[Data records for software interfaces]
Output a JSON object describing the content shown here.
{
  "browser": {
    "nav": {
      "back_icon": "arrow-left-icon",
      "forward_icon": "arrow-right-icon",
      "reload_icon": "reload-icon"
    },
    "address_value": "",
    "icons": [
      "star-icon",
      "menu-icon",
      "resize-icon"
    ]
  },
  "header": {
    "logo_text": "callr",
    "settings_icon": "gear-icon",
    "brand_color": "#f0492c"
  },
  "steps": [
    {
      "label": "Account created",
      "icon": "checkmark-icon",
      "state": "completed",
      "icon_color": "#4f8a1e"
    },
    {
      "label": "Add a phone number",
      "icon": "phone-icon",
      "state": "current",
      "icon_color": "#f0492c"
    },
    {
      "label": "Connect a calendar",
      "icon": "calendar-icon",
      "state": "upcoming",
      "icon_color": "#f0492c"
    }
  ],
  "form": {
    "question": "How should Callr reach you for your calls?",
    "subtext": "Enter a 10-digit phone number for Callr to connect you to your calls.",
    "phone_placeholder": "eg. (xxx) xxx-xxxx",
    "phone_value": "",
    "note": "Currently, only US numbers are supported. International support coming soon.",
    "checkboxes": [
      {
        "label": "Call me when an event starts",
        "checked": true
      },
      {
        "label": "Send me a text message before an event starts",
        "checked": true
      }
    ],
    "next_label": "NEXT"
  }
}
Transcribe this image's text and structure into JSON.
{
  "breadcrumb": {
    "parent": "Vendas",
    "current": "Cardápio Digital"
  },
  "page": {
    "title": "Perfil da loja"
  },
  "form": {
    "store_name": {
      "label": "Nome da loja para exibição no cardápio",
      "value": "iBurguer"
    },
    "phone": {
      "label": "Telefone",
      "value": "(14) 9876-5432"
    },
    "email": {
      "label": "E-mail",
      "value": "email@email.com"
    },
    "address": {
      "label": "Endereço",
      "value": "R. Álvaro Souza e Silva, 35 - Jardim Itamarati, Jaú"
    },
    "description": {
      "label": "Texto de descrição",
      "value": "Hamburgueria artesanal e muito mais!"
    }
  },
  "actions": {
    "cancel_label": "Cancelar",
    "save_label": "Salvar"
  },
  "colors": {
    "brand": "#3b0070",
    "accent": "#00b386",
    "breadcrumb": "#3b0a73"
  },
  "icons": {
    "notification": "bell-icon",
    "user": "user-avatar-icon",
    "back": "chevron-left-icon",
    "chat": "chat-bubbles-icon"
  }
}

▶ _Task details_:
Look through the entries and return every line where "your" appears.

▶ _Finished task_:
    "question": "How should Callr reach you for your calls?",
    "subtext": "Enter a 10-digit phone number for Callr to connect you to your calls.",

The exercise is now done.